Reflection by Scott Stoner
Our families know us better than anyone. All of our quirks and foibles are well-known to those with whom we are most closely connected. It is in our families that our vulnerabilities are most visible, and therein lies both the greatest opportunities and the greatest challenges to practice love and forgiveness.
If we slightly modify the quote from William Blake, it captures the paradox of family life: it is easier to forgive a stranger than it is to forgive a family member. Why is this? Perhaps because we have much higher expectations of how family members should act and how they should treat us. Our families are also where we bring our deepest emotional needs, and when those needs are not met we can feel hurt and resentful.
When we have experienced hurt within our families, we really only have two choices of how to respond. We can talk it out, or we can act it out. If we don’t talk it out, most likely we will act it out. For example, when two family members choose not to speak to each other, they literally are acting out their hurt rather than talking it out.
To practice forgiveness within our families, we need to be willing to be vulnerable enough to take the risk to talk things out, even when it seems easier to act it out by avoiding the hard conversations. Ephesians 4:15 says, “But speaking the truth in love, we must grow up in every way into him who is the head, into Christ.” The words “we must grow up” speak of the spiritual and emotional maturity it takes if we want to commit to and practice forgiveness within our families.
Making It Personal: What is your response to the William Blake quote? Do you think this applies to forgiveness within families?
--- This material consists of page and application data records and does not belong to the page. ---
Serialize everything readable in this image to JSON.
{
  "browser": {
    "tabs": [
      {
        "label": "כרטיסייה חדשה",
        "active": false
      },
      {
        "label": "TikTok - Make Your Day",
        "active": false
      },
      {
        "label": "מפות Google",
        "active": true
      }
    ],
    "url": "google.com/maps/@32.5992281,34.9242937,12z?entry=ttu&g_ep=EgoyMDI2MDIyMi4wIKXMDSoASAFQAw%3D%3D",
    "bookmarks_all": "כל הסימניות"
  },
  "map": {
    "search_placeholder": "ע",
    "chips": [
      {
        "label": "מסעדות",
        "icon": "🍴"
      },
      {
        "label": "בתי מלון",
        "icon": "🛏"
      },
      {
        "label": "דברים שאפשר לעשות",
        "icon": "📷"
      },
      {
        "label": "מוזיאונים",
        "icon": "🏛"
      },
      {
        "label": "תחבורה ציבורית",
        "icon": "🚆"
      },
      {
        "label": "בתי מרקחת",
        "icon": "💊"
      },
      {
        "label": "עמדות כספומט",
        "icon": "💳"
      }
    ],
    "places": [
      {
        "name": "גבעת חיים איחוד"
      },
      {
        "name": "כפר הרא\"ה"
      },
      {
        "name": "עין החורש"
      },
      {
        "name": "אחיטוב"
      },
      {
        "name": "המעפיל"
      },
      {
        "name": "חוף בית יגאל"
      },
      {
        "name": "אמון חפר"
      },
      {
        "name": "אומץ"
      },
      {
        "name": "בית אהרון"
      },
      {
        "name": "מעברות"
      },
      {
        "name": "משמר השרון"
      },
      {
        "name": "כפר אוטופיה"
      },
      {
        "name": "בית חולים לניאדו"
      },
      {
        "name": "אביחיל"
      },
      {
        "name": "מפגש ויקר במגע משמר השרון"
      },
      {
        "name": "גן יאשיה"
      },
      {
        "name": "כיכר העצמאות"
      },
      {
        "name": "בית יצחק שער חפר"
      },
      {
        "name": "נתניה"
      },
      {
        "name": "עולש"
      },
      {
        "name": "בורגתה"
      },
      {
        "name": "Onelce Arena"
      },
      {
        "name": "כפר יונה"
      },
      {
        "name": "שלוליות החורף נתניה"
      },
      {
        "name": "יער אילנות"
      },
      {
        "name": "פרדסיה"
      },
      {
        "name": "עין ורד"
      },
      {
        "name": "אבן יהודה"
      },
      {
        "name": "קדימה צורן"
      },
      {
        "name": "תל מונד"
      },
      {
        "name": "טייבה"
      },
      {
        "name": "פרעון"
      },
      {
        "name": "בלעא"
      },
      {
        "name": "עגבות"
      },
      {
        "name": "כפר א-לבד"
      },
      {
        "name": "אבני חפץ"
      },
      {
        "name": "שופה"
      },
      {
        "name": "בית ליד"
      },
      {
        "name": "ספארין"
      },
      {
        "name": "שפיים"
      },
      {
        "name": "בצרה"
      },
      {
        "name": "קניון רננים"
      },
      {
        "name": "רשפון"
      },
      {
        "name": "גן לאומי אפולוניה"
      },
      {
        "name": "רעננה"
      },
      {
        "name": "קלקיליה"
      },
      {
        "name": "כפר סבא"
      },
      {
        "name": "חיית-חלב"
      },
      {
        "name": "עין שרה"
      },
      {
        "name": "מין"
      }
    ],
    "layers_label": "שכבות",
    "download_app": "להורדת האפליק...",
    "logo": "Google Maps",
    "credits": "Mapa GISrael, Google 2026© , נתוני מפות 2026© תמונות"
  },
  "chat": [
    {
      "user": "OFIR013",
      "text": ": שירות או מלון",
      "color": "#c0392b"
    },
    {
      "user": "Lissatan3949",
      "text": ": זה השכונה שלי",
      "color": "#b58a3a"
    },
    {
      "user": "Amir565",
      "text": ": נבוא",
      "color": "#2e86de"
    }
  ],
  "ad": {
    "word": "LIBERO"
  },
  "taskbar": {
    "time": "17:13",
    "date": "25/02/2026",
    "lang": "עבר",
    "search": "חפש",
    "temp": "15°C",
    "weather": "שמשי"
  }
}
What do you think of the idea that when it comes to hurt within our families, we have the choice to either talk it out or act it out?
Follow along with us this Lent season with our daily devotional and engage in discussion in our closed facebook group moderated by The Rev. Dr. Scott Stoner & The Rev. Jan Kwiatowski.
In this group, participants will have a chance to share their responses to the prompts in the daily readings, and also the chance to receive additional material for reflection.